So it’s crushing to me that I am taking my kids out of public school and basically giving up on making it good. Because I think it’s hopeless. There will have to be a sea change, and I am not the activist type. I’m too self-involved.

There. I said it.

I don’t want to spend my days making the world a better place. I want to spend my days making sure I don’t repeat my terrible childhood by making my kids’ lives terrible. That is no small feat. The odds are against me.

Read more

We went to visit my brother in New York City when his baby was born. My kids loved holding her. Finally.

There’s been a lot of lead-up to this. For example, the last time we visited, as we were going up to the apartment, in the elevator, my six-year-old said, “If Aunt Kristen is pregnant, does that mean she and Uncle Adam had sex?”

I said, “Yes.”

My son said, “Do you think I could ask Uncle Adam if he liked it?”

The people in the elevator nearly died laughing.

I said, “People like having sex with someone they love. But it would not be good manners to ask Uncle Adam about a specific time. That’s private.” Read more

[youtube_sc url=kl1ujzRidmU]

The New York Times has decided to take up the cause of studying English in college.

This discussion sounds similar to the discussion of whether we should legalize gay marriage. Generation Y is so overwhelmingly in favor of legalizing gay marriage that the debate is a waste of time. It’s opposed by conservative, out-of-date Baby Boomers who want to freeze society in debate sessions like they try to hold onto their delusions of agelessness with plastic surgery.

The discussion of teaching English is absolutely ridiculous. Here’s why: Read more

It’s too bad that I’ve starting reading a lot of parenting books because I get free business books in the mail every day, but I’m sick of them. I’ve been getting free business books in the mail every day for the last five years, and I shudder to think how many I’d get each day if I hadn’t spent the last five years changing addresses more often than a felon on the run.

It’s also too bad that I’ve started reading parenting books because my local library doesn’t have any. Well, who knows if they have any, because the books are shelved randomly by someone with no apparent knowledge of the Dewey decimal system. For example, Shakespeare’s Henry V is shelved in the biography section.

Read more

I have come to enjoy when people ask me, “How is the homeschooling going?”

I used to say, “Fine.”

Now I don’t. Now I say, “We are not schooling. I decided that school is unnecessary and we are doing self-directed learning.”

People say, “What is that?”

Read more

I rarely tout my teaching abilities as a reason that I am homeschooling, which is probably why I have a homeschool blog full of beach resort photos instead of teaching tips.

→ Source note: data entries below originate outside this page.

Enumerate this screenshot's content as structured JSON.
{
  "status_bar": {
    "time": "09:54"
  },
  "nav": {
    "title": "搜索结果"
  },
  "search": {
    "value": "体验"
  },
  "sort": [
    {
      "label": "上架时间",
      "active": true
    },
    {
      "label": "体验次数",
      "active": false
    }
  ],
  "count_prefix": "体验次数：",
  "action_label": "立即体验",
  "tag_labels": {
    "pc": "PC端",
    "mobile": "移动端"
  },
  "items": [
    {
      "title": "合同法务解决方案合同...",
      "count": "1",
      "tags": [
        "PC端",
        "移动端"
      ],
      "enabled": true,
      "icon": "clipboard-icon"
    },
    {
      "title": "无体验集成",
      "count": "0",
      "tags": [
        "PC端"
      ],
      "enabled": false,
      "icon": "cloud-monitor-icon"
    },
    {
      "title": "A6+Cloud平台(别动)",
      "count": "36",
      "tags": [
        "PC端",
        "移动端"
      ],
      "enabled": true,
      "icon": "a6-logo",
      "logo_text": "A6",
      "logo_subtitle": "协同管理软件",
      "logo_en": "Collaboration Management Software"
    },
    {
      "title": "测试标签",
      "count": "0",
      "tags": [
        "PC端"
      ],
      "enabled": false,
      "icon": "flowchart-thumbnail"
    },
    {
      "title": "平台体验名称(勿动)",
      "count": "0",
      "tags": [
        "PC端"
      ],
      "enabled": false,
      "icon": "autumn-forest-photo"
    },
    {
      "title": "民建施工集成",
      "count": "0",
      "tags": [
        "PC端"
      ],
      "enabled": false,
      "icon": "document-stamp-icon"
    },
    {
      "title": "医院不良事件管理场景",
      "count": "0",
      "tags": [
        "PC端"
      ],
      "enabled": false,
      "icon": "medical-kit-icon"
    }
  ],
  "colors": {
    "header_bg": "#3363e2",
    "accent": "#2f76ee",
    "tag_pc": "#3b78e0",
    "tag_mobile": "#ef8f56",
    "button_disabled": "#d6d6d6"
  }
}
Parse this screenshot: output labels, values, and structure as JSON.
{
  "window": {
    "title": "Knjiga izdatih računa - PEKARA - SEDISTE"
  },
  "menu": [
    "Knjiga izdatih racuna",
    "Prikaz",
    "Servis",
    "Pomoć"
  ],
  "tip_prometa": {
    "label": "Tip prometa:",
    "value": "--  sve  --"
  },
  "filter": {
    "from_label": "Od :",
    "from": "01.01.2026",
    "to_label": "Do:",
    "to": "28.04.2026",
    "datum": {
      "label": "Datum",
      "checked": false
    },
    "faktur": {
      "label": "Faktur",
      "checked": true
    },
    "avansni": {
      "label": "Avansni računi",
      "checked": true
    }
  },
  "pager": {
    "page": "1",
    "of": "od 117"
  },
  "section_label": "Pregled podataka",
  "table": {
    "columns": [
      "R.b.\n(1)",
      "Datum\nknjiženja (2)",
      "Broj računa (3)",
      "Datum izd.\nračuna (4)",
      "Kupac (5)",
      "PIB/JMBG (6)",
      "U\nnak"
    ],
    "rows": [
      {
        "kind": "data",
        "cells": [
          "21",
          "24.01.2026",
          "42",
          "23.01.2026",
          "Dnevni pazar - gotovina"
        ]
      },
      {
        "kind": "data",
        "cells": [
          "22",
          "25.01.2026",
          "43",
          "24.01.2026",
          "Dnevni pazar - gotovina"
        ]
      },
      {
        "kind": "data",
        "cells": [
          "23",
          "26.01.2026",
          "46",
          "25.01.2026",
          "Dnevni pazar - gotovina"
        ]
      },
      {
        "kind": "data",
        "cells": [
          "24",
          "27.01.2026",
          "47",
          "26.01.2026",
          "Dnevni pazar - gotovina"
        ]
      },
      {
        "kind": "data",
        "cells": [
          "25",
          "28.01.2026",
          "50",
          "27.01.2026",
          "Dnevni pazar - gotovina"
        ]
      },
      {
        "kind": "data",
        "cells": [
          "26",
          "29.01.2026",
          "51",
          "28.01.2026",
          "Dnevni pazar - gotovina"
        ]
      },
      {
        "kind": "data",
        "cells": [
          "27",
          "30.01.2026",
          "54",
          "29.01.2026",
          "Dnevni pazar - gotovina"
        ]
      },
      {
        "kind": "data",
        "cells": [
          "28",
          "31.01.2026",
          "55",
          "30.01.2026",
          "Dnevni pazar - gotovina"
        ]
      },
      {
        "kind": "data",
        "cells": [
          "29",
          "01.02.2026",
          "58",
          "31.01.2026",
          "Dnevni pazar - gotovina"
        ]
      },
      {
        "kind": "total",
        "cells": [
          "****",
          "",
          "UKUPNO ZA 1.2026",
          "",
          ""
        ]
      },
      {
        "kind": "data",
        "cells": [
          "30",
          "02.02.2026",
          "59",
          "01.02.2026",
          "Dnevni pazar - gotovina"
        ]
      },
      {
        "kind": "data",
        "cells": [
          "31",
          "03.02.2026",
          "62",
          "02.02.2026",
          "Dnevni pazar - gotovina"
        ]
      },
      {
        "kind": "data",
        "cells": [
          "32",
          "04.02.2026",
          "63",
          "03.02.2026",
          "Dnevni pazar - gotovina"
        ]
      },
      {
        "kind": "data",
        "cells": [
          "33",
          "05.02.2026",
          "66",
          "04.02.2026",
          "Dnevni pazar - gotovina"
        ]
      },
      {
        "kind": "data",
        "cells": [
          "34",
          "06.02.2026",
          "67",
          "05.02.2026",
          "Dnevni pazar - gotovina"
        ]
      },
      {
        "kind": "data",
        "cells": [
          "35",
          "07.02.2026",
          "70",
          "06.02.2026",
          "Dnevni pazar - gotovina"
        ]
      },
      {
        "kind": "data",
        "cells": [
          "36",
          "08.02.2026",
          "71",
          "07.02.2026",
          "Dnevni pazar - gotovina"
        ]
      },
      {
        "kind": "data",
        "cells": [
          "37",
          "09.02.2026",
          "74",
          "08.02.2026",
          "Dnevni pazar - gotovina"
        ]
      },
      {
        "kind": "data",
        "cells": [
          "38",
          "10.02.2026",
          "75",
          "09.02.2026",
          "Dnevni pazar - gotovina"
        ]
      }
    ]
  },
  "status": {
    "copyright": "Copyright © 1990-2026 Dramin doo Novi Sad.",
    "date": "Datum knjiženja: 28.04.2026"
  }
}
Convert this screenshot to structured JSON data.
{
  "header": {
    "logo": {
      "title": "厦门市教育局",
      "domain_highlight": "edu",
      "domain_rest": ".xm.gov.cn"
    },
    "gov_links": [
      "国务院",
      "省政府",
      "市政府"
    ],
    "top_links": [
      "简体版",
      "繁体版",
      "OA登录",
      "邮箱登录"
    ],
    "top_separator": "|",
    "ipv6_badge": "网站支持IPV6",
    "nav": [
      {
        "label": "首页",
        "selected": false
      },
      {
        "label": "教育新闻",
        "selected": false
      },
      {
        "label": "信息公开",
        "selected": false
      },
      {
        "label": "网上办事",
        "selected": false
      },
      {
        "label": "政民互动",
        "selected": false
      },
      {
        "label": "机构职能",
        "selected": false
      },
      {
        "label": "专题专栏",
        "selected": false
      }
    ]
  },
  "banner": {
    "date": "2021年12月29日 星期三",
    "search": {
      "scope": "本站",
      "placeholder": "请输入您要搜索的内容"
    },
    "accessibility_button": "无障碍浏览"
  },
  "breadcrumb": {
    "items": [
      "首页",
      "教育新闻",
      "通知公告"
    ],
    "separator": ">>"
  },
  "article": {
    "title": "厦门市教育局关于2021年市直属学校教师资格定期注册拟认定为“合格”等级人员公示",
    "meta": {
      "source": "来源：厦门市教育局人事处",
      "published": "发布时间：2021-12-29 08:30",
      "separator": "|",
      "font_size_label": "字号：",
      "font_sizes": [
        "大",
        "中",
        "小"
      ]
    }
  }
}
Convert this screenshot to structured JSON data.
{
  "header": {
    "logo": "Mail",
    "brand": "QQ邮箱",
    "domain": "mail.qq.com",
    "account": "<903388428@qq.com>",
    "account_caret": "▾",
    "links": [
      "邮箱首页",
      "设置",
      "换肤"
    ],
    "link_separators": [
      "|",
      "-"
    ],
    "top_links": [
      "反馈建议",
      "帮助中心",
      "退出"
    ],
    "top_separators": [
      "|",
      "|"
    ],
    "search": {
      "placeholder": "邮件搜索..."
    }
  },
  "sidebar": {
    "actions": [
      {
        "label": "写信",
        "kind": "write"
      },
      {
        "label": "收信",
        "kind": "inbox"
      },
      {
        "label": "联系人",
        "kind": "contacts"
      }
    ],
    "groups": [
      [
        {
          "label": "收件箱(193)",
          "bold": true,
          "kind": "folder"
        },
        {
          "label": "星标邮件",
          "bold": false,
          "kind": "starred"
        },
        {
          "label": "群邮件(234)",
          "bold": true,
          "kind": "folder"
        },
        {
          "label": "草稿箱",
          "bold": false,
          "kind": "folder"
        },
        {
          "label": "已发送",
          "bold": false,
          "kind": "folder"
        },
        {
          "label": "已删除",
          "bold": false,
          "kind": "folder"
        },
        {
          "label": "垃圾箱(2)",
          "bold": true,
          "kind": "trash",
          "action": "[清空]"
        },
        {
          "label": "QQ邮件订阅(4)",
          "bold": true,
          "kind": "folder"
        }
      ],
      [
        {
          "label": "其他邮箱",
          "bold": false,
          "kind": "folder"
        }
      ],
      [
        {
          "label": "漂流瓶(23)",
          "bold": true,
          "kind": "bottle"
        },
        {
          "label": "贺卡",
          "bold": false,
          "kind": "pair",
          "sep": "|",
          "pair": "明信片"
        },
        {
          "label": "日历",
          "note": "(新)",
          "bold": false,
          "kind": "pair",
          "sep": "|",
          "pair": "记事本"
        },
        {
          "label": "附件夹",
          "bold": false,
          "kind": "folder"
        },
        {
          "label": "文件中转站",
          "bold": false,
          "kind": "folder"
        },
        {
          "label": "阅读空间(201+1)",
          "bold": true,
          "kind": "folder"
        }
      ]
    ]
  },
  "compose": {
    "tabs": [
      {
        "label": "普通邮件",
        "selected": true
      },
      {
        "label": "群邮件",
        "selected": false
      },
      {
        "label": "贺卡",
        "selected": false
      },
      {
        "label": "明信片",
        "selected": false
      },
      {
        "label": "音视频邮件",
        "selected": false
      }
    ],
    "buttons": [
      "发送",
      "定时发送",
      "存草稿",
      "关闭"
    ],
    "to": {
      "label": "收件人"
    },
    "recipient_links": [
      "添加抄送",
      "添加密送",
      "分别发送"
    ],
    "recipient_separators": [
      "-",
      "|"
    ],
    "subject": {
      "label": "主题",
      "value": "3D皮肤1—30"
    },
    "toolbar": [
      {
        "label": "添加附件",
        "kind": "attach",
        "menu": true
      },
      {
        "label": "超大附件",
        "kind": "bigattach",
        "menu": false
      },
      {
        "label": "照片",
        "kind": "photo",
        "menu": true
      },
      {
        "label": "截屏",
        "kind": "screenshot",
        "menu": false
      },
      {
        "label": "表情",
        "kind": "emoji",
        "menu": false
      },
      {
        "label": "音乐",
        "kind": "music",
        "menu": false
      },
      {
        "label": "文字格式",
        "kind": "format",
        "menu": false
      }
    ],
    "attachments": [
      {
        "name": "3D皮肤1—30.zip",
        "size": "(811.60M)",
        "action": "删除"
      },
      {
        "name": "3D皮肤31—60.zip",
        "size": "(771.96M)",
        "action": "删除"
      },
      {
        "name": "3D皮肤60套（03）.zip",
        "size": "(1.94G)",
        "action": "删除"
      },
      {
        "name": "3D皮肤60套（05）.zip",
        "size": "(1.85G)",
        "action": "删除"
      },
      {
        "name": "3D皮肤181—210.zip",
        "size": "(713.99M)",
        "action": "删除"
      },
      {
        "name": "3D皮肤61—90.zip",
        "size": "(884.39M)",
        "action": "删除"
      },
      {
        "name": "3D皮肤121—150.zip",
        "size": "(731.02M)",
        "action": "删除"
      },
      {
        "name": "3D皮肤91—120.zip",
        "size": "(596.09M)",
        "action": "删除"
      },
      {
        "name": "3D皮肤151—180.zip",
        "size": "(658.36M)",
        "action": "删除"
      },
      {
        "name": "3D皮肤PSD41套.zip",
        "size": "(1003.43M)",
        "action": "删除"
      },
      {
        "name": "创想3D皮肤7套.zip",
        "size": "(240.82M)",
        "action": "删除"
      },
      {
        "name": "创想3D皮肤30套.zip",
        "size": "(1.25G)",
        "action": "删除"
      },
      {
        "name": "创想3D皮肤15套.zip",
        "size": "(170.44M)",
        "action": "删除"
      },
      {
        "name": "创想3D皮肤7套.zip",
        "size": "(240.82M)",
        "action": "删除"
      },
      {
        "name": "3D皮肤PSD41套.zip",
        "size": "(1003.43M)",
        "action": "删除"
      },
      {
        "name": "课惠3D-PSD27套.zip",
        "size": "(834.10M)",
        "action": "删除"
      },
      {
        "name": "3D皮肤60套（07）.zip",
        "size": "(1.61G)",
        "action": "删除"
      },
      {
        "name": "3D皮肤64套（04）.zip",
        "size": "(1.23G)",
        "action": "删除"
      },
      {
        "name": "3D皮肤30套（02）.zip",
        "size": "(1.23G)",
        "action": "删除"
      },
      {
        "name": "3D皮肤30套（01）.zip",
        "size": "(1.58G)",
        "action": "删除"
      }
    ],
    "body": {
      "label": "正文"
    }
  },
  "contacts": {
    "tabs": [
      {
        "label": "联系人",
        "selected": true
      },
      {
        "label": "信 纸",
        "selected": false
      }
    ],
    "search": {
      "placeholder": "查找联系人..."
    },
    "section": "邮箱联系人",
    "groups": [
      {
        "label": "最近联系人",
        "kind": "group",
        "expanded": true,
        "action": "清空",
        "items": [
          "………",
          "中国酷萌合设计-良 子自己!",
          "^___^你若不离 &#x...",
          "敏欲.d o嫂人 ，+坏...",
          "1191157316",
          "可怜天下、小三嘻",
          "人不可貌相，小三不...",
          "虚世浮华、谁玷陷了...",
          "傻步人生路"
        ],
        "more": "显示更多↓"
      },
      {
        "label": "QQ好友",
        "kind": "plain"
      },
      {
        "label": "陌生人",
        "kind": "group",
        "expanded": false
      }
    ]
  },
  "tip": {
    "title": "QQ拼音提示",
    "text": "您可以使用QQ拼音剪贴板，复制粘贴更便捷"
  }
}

However I do think I’m qualified to teach writing. I’ve taught writing at Brown, Boston University, and the University of Paris. And having been a teacher of college students I feel qualified to tell you that being a writing teacher is the process of giving constant feedback about what is interesting and what is not interesting.

Read more

Much of the disappointment in adult life comes from not understanding the inherent limitations of our Myers Briggs score.

An ENFJ woman will never be okay with her work/life balance. And ISFJ man needs to marry a breadwinner. These are not things our parents warn us about.  So by the time adult life comes, 98% of the workforce has to realize that only ENTJs run companies and they’re not an ENTJ.

Read more

Mothers who homeschool (let’s be honest, it’s almost always the moms) spend a lot more time with their kids than mothers who send their kids to school. I am trying to figure out if this is a good thing or a bad thing.

Certainly it could go both ways. (And certainly there are exceptions—like the mom who homeschools but is outsourcing it all, which I’m pretty sure Ree Drummond is doing, for example.)

I spend a lot of time coaching people in their 20s about their careers. Invariably these people are lost. That’s simply what life is like in one’s 20s.  And invariably parents are expecting more of the kids and the kids feel bad that they can’t live up to their parents’ expectations. I end up telling a lot of people they have to stop looking to their parents for guidance in a workforce that they’ve never had to navigate.  Read more